The petrodollar is much less of a thing now because it has been replaced by well, the dollar. Whereas oil-backed purchase of U.S. sovereign debt was once used to maintain the value of the dollar and keep it in use as the world’s de-facto trading currency, the dollar has now become an important commodity in itself, with American sovereign debt in huge demand from everyone, which makes Saudi money considerably less important.
For the first time, the world may start hearing serious noises about holding Saudi Arabia to account for its numerous and well documented war crimes in Yemen as well as its bronze-age social strictures including extreme repression of women, absence of religious freedom, state sanctioned use of flogging as a criminal punishment and a disturbing obsession with capital punishment.
In this brave new world that Saudi Arabia is about to enter, its conflict with Qatar could well turn into a major headache as the tiny Emirate has embarked on a shrewd campaign of international diplomacy and influence buying.
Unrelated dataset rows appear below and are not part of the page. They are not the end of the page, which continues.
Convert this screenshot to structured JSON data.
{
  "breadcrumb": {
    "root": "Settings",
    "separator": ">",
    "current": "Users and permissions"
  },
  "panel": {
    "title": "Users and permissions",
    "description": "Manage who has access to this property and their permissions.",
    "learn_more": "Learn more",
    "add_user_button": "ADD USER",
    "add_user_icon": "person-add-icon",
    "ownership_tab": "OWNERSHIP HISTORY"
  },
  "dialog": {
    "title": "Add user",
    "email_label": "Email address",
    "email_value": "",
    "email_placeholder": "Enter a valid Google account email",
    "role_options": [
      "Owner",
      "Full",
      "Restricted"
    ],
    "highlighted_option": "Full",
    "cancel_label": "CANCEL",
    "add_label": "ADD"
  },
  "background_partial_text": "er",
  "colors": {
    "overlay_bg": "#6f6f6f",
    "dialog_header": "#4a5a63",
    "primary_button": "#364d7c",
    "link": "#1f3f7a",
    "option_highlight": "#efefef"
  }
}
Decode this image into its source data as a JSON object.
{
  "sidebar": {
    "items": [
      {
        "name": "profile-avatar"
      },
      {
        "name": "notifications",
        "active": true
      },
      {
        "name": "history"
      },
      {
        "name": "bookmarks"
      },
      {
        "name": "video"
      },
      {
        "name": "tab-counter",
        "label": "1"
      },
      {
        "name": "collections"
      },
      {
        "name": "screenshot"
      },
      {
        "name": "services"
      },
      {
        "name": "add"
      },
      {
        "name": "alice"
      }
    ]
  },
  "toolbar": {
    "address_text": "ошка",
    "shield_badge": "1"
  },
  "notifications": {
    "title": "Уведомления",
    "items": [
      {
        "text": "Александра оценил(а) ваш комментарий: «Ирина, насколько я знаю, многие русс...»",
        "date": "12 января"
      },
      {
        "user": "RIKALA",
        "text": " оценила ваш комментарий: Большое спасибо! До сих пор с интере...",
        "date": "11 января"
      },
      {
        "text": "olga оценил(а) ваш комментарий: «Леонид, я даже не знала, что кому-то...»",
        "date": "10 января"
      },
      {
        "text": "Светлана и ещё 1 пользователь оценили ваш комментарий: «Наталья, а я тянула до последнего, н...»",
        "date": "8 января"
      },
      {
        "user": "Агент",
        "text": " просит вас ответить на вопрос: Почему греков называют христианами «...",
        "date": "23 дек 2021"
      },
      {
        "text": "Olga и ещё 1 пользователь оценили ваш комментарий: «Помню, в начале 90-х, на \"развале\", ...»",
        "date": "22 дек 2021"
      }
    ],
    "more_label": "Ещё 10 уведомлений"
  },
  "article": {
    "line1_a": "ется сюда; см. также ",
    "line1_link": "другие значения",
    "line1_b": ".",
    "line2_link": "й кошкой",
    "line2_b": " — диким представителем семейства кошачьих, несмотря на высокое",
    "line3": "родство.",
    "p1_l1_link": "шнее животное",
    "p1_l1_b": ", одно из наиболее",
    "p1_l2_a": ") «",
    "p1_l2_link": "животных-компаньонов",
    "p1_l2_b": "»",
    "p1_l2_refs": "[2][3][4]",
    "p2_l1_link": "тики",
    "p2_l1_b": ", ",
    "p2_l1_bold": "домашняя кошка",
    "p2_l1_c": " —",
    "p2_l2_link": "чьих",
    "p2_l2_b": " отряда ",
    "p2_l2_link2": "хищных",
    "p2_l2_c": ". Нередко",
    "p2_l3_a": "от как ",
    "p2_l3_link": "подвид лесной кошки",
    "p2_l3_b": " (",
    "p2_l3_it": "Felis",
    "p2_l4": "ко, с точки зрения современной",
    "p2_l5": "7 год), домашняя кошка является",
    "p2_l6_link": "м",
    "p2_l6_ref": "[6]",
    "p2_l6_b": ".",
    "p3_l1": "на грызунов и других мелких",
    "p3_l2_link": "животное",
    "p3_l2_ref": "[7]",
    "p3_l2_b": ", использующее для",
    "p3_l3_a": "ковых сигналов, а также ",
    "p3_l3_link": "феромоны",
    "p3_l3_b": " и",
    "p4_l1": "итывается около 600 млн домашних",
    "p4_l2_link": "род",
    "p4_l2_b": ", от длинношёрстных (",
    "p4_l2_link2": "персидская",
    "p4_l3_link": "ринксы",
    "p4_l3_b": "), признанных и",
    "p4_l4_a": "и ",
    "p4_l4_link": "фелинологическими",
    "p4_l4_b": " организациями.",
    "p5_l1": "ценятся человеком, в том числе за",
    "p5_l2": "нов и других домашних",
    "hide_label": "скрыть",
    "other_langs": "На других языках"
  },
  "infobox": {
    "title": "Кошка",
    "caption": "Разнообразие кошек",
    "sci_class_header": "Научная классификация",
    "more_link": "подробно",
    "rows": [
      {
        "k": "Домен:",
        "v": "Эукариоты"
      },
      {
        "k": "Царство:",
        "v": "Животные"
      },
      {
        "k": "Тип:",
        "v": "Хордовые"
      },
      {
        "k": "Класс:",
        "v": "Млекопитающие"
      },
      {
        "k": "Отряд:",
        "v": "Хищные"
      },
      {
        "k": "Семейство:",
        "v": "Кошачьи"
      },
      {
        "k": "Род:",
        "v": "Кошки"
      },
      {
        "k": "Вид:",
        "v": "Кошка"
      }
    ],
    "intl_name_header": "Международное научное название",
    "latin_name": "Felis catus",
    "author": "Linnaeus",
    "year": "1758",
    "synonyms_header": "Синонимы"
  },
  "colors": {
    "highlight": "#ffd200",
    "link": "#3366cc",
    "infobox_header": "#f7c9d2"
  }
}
In the event of any Saudi military aggression toward Qatar, they can expect a significant retaliation from Turkey and France whom Qatar has signed various bilateral agreements and defence pacts with. Turkey on its part, makes up one half of Saudi Arabia’s regional rival headache, with Prime Minister Erdogan willing to use the Qatari problem as a means to expand Turkey’s influence in the Gulf.
Iran, Israel and a Pesky American Law
The other half of the kingdom’s regional headache is, of course, Iran, Saudi Arabia’s eternal rival whose oil reserves, population and technology make it the kingdom’s most formidable foe in the entire Gulf region. Under Obama, the U.S. made a series of conciliatory moves toward Iran which despite opposition from Donald Trump may be a sign that a realignment of American loyalties in the region may not be too far fetched.
And then there is Israel, Saudi Arabia’s external ally and internal bogeyman. Never shy of a confrontation as it is, Israel will likely see any increased militarisation in the region caused by American actions as a reason to ramp up its military actions further, which could range from annexing more of Syria to expanding further into Palestinian territory. The domino effect that this could set off is extremely difficult to predict.
In the event that the U.S. adopts a neutral or hostile position toward the Saudis, they will be caught between a rock and a hard place because the continued functioning of their formidable military force – their air force in particular – is wholly dependent on American spares, repairs and servicing. In other words, the U.S. State Department’s interpretation of the Leahy Law could at least, in theory, leave the Saudis with little to no air defences.
Not even Saudi purchases of American military hardware will be enough to sufficiently swing the balance of power their way because in 2018 for example, while the U.S. exported a total of $192.3 billion worth of arms, the total value of confirmed Saudi military hardware orders is just $14 billion, which comes to about 7.2 percent of the total. That is hardly enough to give the State Department pause in the event that America embarks on a wholesale review of its Middle East policy, and it just further underlines the fact that the Americans have the Saudis exactly where they want them.
None of this is to say that Saudi Arabia or its ruling family are facing any kind of existential crisis. Regardless of whatever happens over the next six years, Saudi Arabia will clearly remain a very important country with a significant amount of soft and hard power. They just might however, have to come to terms with being part of a world that does not exempt them from the rules.